When it comes down to it, Ireland's real allies on immigration are in Mexico, in Cuba, in the Dominican Republic, in the Middle East. They are the people who face the same legal problems as the Irish, who genuinely want to live and work and thrive the United States. But they don't get the same welcome. They don't get a yearly parade. They have no one like John F Kennedy that they can point to as a hero of their diaspora. The Irish are only exceptional because we are treated as such. It's a lot easier to assimilate into a country and garner sympathy, illegal or not when your skin is the same colour and plenty of Americans already share your last name.

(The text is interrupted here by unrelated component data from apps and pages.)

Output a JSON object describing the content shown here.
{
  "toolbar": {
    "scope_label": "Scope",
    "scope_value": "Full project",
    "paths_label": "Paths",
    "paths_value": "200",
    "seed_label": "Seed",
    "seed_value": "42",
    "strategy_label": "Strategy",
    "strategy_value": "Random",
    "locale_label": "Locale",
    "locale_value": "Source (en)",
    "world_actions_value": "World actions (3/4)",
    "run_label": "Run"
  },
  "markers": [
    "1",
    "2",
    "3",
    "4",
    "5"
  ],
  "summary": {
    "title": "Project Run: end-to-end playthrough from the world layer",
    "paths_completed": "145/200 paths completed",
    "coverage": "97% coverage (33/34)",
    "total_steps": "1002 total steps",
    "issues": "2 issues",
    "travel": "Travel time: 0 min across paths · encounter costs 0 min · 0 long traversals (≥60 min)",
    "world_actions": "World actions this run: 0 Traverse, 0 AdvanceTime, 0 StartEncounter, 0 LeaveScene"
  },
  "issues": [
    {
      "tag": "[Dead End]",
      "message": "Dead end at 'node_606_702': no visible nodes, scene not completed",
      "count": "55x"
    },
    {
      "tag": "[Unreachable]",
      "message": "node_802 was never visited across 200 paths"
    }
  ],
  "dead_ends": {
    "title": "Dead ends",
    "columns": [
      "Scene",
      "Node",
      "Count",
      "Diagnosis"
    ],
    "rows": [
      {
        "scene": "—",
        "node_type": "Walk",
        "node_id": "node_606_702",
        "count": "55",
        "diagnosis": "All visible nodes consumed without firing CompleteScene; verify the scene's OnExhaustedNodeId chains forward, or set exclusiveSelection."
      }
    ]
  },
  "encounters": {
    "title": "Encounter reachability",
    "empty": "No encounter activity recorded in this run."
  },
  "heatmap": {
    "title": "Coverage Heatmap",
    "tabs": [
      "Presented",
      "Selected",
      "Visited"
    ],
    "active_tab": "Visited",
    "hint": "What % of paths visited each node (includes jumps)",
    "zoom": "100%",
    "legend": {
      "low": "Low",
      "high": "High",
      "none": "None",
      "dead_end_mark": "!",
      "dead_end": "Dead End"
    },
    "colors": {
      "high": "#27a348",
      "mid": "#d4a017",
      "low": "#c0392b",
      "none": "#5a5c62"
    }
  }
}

Kenny gave into that. He sided with the oppressors, not the oppressed. He made no mention of Trump's race and religion based travel ban. He made no mention of the wall that would block off Mexico. When asking for the Irish to be accepted, he didn't ask that the 'bad hombres' might get a look in too. His approach was selfish and cowardly, trying to take advantage of the good will to the Irish while leaving the rest of the world behind. But it's not just Kenny. He represents Ireland, and we can be just as selfish too.
That's why we say 'undocumented' instead of 'illegal'. We use it define a difference between us and the Mexicans or the Indians that want to live in America too. We apply that same exceptionalism at home too. Ireland is a country that has relied on emigration for generations. Ireland has always struggled to provide for all its people, and that's why we travel all over the world looking for work in places like the UK, Canada, New Zealand, Australia, and, of course, the US. One of the reasons we're so accepted in America is because of the coffin ships that brought over countless numbers of our ancestors there while America was still only getting on its feet. The Irish filled a gap that those countries needed, building skyscrapers or laying railroads when they didn't have enough of a workforce to do it themselves. It's a positive relationship that has existed for centuries.
But we treat inward immigration differently. Ireland has no right to talk about any other country's role in the refugee crisis while still we maintain our cruel and shameful direct provision system. Even though we didn't have enough workers to keep up with demand during the boom years, we still saw the Polish and Lithuanians who came to fill that gap, just as we did over the years in London, Sydney, and Boston, as a different people who were coming here to 'steal' jobs. The institutionalised Catholicism that still persists makes it difficult for anyone of a different religion to really assimilate.
But, when we go abroad, we expect to get the Ceád Mhile Fáilte that we boast about, and, as Enda Kenny showed on Thursday, we're willing to align ourselves with anyone that is willing to help us, even if that means laughing and joking with a man who was visibly upset on the day after a court held up his latest attempt to ban immigrants based on their race and religion. If previous trips to Washington are anything to go by, nothing will come of Kenny's call for Irish exceptionalism.
Instead, he missed an opportunity to stand in solidarity with the other people that are going to suffer under the Trump regime.